- _What is being asked_
The data below should be restated word for word, pictures omitted.

- _Provided records_
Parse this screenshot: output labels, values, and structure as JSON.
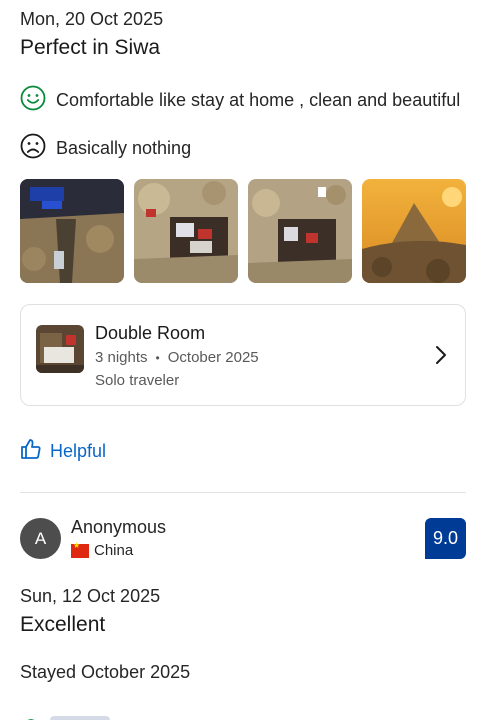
{
  "review1": {
    "date": "Mon, 20 Oct 2025",
    "title": "Perfect in Siwa",
    "positive": "Comfortable like stay at home , clean and beautiful",
    "negative": "Basically nothing",
    "positive_icon": "smile-icon",
    "negative_icon": "frown-icon",
    "room": {
      "name": "Double Room",
      "nights": "3 nights",
      "month": "October 2025",
      "traveler": "Solo traveler"
    },
    "helpful_label": "Helpful"
  },
  "review2": {
    "reviewer": "Anonymous",
    "avatar_initial": "A",
    "country": "China",
    "score": "9.0",
    "date": "Sun, 12 Oct 2025",
    "title": "Excellent",
    "stayed": "Stayed October 2025"
  },
  "colors": {
    "accent_blue": "#0a67c8",
    "score_badge": "#003b95",
    "positive_green": "#0a8a3c"
  }
}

- _The completed task_
Parse this screenshot: output labels, values, and structure as JSON.
{
  "review1": {
    "date": "Mon, 20 Oct 2025",
    "title": "Perfect in Siwa",
    "positive": "Comfortable like stay at home , clean and beautiful",
    "negative": "Basically nothing",
    "positive_icon": "smile-icon",
    "negative_icon": "frown-icon",
    "room": {
      "name": "Double Room",
      "nights": "3 nights",
      "month": "October 2025",
      "traveler": "Solo traveler"
    },
    "helpful_label": "Helpful"
  },
  "review2": {
    "reviewer": "Anonymous",
    "avatar_initial": "A",
    "country": "China",
    "score": "9.0",
    "date": "Sun, 12 Oct 2025",
    "title": "Excellent",
    "stayed": "Stayed October 2025"
  },
  "colors": {
    "accent_blue": "#0a67c8",
    "score_badge": "#003b95",
    "positive_green": "#0a8a3c"
  }
}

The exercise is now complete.